Fortunately, the g_multi can pretend to be one of two different *types* of USB Ethernet device.  The default is RNDIS, which apparently is a common thing on Windows, and is one of the drivers that got removed on the Nexus 6P.  The other is CDC, which is apparently a cleaner standard that manufacturers of USB Ethernet adapters can follow (so that each manufacturer doesn't have to invent their own driver interface).

Annoyingly, I can't find docs on g_multi's module parameters anywhere.  But I did manage to switch my BeagleBone from RNDIS to CDC ethernet with this change to /opt/scripts/boot/

As you can see, I just commented out the block of code that decides how to load g_multi, and instead I load the standalone g_cdc CDC Ethernet driver.  (This means you'll no longer get the USB storage and serial interfaces):

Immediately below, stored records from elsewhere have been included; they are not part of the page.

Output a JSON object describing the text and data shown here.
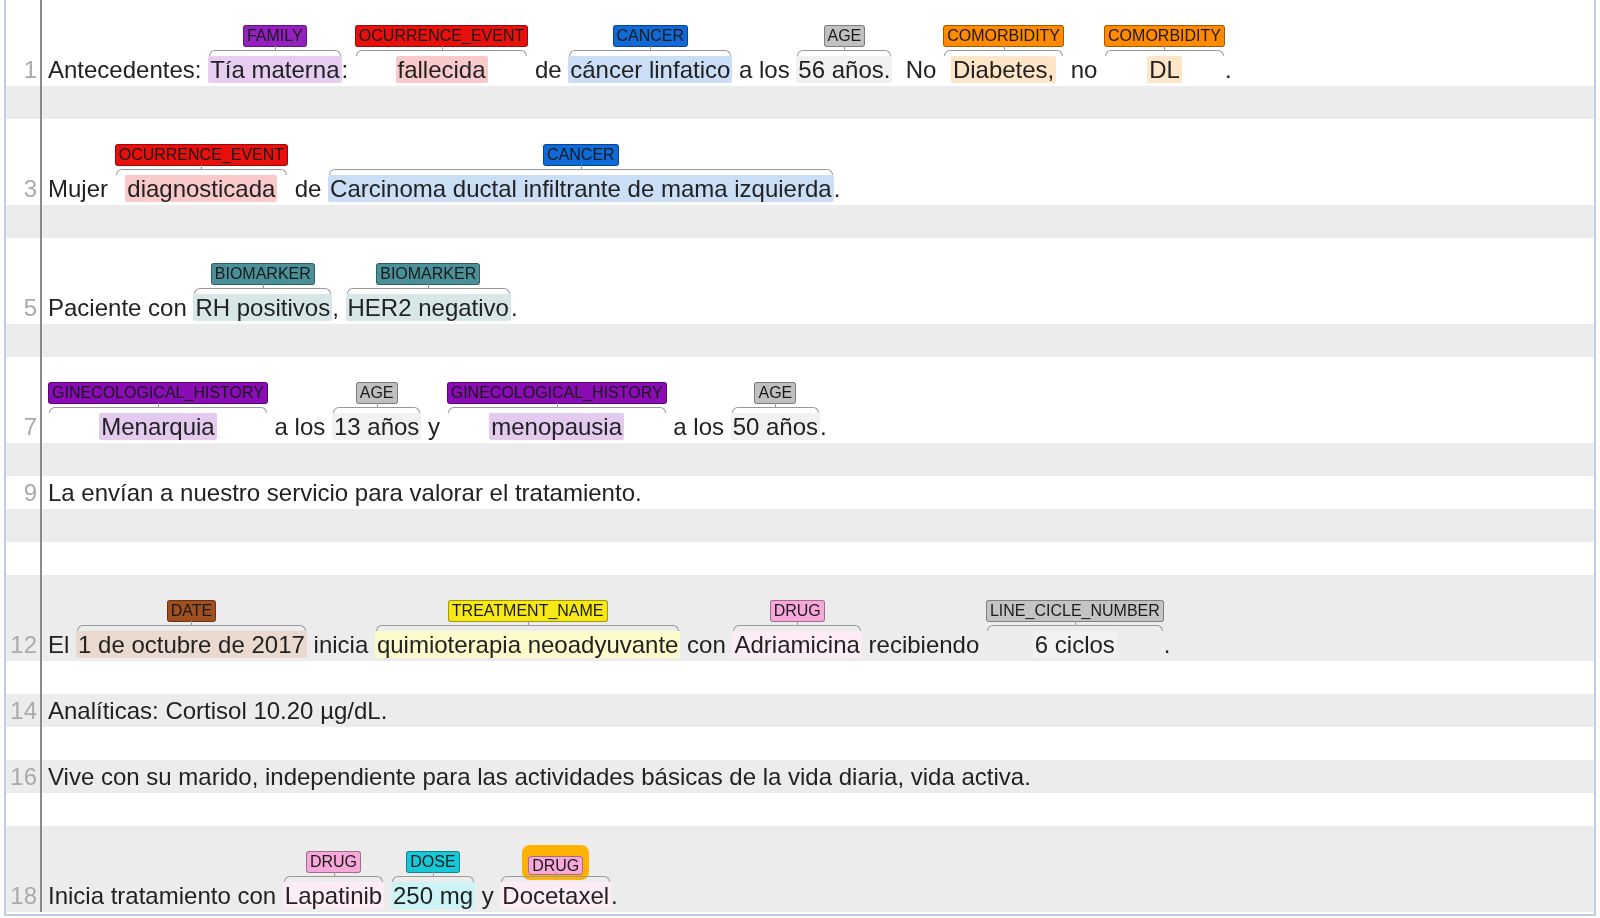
{
  "rows": [
    {
      "number": "1",
      "segments": [
        {
          "text": "Antecedentes: "
        },
        {
          "text": "Tía materna",
          "label": "FAMILY",
          "color": "#9420c0",
          "selected": false
        },
        {
          "text": ": "
        },
        {
          "text": "fallecida",
          "label": "OCURRENCE_EVENT",
          "color": "#e8100c",
          "selected": false
        },
        {
          "text": " de "
        },
        {
          "text": "cáncer linfatico",
          "label": "CANCER",
          "color": "#0f6ad8",
          "selected": false
        },
        {
          "text": " a los "
        },
        {
          "text": "56 años.",
          "label": "AGE",
          "color": "#c0c0c0",
          "selected": false
        },
        {
          "text": "  No "
        },
        {
          "text": "Diabetes,",
          "label": "COMORBIDITY",
          "color": "#ff8a00",
          "selected": false
        },
        {
          "text": " no "
        },
        {
          "text": "DL",
          "label": "COMORBIDITY",
          "color": "#ff8a00",
          "selected": false
        },
        {
          "text": "."
        }
      ]
    },
    {
      "segments": []
    },
    {
      "number": "3",
      "segments": [
        {
          "text": "Mujer "
        },
        {
          "text": "diagnosticada",
          "label": "OCURRENCE_EVENT",
          "color": "#e8100c",
          "selected": false
        },
        {
          "text": " de "
        },
        {
          "text": "Carcinoma ductal infiltrante de mama izquierda",
          "label": "CANCER",
          "color": "#0f6ad8",
          "selected": false
        },
        {
          "text": "."
        }
      ]
    },
    {
      "segments": []
    },
    {
      "number": "5",
      "segments": [
        {
          "text": "Paciente con "
        },
        {
          "text": "RH positivos",
          "label": "BIOMARKER",
          "color": "#4a9098",
          "selected": false
        },
        {
          "text": ", "
        },
        {
          "text": "HER2 negativo",
          "label": "BIOMARKER",
          "color": "#4a9098",
          "selected": false
        },
        {
          "text": "."
        }
      ]
    },
    {
      "segments": []
    },
    {
      "number": "7",
      "segments": [
        {
          "text": "Menarquia",
          "label": "GINECOLOGICAL_HISTORY",
          "color": "#8a0cb4",
          "selected": false
        },
        {
          "text": " a los "
        },
        {
          "text": "13 años",
          "label": "AGE",
          "color": "#c0c0c0",
          "selected": false
        },
        {
          "text": " y "
        },
        {
          "text": "menopausia",
          "label": "GINECOLOGICAL_HISTORY",
          "color": "#8a0cb4",
          "selected": false
        },
        {
          "text": " a los "
        },
        {
          "text": "50 años",
          "label": "AGE",
          "color": "#c0c0c0",
          "selected": false
        },
        {
          "text": "."
        }
      ]
    },
    {
      "segments": []
    },
    {
      "number": "9",
      "segments": [
        {
          "text": "La envían a nuestro servicio para valorar el tratamiento."
        }
      ]
    },
    {
      "segments": []
    },
    {
      "segments": []
    },
    {
      "number": "12",
      "segments": [
        {
          "text": "El "
        },
        {
          "text": "1 de octubre de 2017",
          "label": "DATE",
          "color": "#a0501e",
          "selected": false
        },
        {
          "text": " inicia "
        },
        {
          "text": "quimioterapia neoadyuvante",
          "label": "TREATMENT_NAME",
          "color": "#f6e814",
          "selected": false
        },
        {
          "text": " con "
        },
        {
          "text": "Adriamicina",
          "label": "DRUG",
          "color": "#f7a8d8",
          "selected": false
        },
        {
          "text": " recibiendo "
        },
        {
          "text": "6 ciclos",
          "label": "LINE_CICLE_NUMBER",
          "color": "#c4c4c4",
          "selected": false
        },
        {
          "text": "."
        }
      ]
    },
    {
      "segments": []
    },
    {
      "number": "14",
      "segments": [
        {
          "text": "Analíticas: Cortisol 10.20 µg/dL."
        }
      ]
    },
    {
      "segments": []
    },
    {
      "number": "16",
      "segments": [
        {
          "text": "Vive con su marido, independiente para las actividades básicas de la vida diaria, vida activa."
        }
      ]
    },
    {
      "segments": []
    },
    {
      "number": "18",
      "segments": [
        {
          "text": "Inicia tratamiento con "
        },
        {
          "text": "Lapatinib",
          "label": "DRUG",
          "color": "#f7a8d8",
          "selected": false
        },
        {
          "text": "250 mg",
          "label": "DOSE",
          "color": "#18c8d8",
          "selected": false
        },
        {
          "text": " y "
        },
        {
          "text": "Docetaxel",
          "label": "DRUG",
          "color": "#f7a8d8",
          "selected": true
        },
        {
          "text": "."
        }
      ]
    }
  ]
}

 # Added these two lines:  
 modprobe g_cdc ${g_network}  
 # And commented out this big block:  
 ##g_multi: Do we have image file?  
 #if [ -f ${usb_image_file} ] ; then  
 #    modprobe g_multi file=${usb_image_file} cdrom=0 ro=0 stall=0 removable=1 nofua=1 ${g_network} || true  
 #    usb0="enable"  
 #    ttyGS0="enable"  
 #    #g_multi: Do we have a non-rootfs "fat" partition?  
 #    unset root_drive  
 #    root_drive="$(cat /proc/cmdline | sed 's/ /\n/g' | grep root=UUID= | awk -F 'root=' '{print $2}' || true)"  
 #    if [ ! "x${root_drive}" = "x" ] ; then  
 #        root_drive="$(/sbin/findfs ${root_drive} || true)"  
 #    else  
 #        root_drive="$(cat /proc/cmdline | sed 's/ /\n/g' | grep root= | awk -F 'root=' '{print $2}' || true)"  
 #    fi  
 #    if [ "x${root_drive}" = "x/dev/mmcblk0p1" ] || [ "x${root_drive}" = "x/dev/mmcblk1p1" ] ; then  
 #        #g_ether: Do we have udhcpd/dnsmasq?  
 #        if [ -f /usr/sbin/udhcpd ] || [ -f /usr/sbin/dnsmasq ] ; then  
 #            modprobe g_ether ${g_network} || true  
 #            usb0="enable"  
 #        else  
 #            #g_serial: As a last resort...  
 #            modprobe g_serial || true  
 #            ttyGS0="enable"  
 #        fi  
 #    else  
 #        boot_drive="${root_drive%?}1"  
 #        modprobe g_multi file=${boot_drive} cdrom=0 ro=0 stall=0 removable=1 nofua=1 ${g_network} || true  
 #        usb0="enable"  
 #        ttyGS0="enable"  
 #    fi  

Be careful not to comment too much: you still want the "if [ "x${usb0}" = "xenable" ] " block below to be active so that the network interface gets set up correctly.

You might want to do all this while booted from a microSD card so that if you screw it up and can't access the BeagleBone over USB anymore, you can just pop out the card and fix from your PC.